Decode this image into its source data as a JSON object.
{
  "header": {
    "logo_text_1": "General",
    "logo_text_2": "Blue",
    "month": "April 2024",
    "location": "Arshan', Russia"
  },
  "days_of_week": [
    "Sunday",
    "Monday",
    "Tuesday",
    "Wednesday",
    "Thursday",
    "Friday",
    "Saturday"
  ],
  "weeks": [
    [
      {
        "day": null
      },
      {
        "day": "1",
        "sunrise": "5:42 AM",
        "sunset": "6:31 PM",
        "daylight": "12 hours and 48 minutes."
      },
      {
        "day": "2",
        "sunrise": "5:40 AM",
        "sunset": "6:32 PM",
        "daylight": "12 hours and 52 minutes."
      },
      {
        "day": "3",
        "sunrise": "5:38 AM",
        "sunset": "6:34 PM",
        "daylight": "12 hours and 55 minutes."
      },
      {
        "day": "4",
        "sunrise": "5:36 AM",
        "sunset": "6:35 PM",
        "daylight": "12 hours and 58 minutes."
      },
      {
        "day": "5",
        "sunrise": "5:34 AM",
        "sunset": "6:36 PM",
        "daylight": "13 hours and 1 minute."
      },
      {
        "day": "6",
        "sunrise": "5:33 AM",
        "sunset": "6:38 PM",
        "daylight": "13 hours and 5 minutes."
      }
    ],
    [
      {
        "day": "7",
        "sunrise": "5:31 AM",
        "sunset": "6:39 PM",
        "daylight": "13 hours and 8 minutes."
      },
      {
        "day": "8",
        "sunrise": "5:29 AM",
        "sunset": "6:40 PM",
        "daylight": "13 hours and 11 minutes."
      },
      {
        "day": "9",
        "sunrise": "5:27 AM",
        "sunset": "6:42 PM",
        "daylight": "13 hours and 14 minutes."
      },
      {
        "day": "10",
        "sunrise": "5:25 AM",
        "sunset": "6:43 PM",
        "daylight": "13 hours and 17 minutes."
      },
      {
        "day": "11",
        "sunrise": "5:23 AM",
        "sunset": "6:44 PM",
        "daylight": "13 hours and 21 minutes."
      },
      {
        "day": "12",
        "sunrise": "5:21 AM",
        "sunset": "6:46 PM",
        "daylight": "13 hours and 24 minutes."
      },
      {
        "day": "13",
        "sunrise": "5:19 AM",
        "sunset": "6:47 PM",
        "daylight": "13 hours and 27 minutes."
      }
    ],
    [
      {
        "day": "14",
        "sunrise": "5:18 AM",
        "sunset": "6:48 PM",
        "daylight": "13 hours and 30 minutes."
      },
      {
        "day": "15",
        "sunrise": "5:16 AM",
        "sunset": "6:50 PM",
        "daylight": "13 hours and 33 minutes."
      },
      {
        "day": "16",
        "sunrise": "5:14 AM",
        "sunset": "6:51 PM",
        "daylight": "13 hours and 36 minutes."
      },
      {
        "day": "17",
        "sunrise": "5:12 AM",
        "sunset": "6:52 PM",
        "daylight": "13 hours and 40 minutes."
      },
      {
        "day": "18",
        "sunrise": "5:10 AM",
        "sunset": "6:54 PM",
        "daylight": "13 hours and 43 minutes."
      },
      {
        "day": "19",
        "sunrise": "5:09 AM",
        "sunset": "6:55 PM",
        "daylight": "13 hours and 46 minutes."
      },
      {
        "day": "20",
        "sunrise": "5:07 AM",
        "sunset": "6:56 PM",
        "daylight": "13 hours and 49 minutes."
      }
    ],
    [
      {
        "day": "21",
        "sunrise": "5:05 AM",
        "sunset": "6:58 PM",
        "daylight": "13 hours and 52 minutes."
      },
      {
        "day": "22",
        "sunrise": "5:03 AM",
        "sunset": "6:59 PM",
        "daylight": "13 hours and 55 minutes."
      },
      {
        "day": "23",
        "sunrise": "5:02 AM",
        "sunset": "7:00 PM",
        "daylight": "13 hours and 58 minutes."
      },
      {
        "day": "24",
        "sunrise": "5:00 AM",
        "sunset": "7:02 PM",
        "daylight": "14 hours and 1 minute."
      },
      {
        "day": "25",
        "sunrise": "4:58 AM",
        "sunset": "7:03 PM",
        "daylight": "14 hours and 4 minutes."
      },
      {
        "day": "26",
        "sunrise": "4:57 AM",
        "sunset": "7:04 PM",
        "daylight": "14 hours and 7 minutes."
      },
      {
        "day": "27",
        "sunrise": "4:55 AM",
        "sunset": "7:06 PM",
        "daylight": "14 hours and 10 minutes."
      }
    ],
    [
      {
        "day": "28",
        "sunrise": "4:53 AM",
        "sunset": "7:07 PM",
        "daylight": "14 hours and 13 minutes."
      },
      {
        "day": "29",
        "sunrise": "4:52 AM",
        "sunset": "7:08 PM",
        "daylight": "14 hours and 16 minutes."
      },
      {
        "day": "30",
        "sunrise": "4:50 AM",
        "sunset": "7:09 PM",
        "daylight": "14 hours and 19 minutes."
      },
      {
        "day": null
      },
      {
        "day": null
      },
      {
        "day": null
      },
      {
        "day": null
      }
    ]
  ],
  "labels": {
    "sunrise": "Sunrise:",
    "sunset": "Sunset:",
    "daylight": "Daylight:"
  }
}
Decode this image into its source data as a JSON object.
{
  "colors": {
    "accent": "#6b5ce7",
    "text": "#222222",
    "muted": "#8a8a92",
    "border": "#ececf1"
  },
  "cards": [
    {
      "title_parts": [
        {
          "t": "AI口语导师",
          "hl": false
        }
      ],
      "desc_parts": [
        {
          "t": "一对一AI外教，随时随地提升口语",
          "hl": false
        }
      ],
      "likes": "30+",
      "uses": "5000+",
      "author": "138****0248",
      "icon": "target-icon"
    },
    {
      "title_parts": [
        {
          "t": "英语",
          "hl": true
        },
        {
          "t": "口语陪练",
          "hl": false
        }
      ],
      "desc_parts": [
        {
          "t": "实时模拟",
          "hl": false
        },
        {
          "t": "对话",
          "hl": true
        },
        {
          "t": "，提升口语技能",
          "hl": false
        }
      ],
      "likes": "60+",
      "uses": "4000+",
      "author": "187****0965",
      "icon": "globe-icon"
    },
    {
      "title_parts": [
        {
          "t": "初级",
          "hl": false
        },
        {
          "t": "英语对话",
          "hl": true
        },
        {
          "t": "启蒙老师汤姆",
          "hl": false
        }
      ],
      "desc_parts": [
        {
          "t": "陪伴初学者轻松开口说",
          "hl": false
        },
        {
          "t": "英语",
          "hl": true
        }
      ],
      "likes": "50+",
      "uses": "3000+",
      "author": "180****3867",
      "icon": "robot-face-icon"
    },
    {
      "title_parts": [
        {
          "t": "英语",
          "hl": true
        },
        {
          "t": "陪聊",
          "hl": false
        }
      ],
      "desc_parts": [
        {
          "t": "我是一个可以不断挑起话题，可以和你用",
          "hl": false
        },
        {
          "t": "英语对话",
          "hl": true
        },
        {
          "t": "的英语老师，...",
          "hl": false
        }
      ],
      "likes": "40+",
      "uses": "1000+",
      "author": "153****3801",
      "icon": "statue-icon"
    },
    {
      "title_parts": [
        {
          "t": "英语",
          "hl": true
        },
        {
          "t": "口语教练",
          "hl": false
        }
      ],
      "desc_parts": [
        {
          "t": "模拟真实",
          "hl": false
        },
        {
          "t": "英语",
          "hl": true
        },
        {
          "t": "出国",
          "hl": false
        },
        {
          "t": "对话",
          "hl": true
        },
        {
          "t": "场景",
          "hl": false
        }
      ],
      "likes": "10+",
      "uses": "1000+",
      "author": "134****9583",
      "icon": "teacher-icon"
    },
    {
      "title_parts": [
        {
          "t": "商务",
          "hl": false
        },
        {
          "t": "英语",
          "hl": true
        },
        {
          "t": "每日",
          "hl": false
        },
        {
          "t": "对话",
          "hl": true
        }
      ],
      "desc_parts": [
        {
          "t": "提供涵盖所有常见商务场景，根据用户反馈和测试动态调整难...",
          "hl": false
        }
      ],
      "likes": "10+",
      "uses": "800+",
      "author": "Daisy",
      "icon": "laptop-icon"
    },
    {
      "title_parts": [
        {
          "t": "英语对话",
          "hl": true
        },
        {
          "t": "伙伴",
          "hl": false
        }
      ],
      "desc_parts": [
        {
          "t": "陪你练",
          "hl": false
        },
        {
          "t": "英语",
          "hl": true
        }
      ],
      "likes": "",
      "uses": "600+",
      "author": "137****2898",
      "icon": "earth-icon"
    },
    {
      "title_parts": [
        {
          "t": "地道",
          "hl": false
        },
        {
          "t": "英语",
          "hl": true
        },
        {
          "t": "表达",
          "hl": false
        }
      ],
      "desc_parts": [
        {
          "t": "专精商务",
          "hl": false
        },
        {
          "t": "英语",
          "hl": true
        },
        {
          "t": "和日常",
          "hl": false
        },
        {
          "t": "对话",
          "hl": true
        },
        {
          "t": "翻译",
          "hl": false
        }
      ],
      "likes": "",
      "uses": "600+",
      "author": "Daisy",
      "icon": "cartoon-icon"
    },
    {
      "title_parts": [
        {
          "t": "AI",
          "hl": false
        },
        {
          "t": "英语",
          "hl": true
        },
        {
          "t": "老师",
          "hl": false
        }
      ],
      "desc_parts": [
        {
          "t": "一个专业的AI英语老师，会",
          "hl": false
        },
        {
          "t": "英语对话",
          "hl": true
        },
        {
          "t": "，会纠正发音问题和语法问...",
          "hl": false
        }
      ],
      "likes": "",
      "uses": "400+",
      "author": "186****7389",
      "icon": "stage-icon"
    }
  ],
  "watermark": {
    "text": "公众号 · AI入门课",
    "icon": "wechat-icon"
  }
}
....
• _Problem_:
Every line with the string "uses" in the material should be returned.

• _Expected answer_:
      "uses": "5000+",
      "uses": "4000+",
      "uses": "3000+",
      "uses": "1000+",
      "uses": "1000+",
      "uses": "800+",
      "uses": "600+",
      "uses": "600+",
      "uses": "400+",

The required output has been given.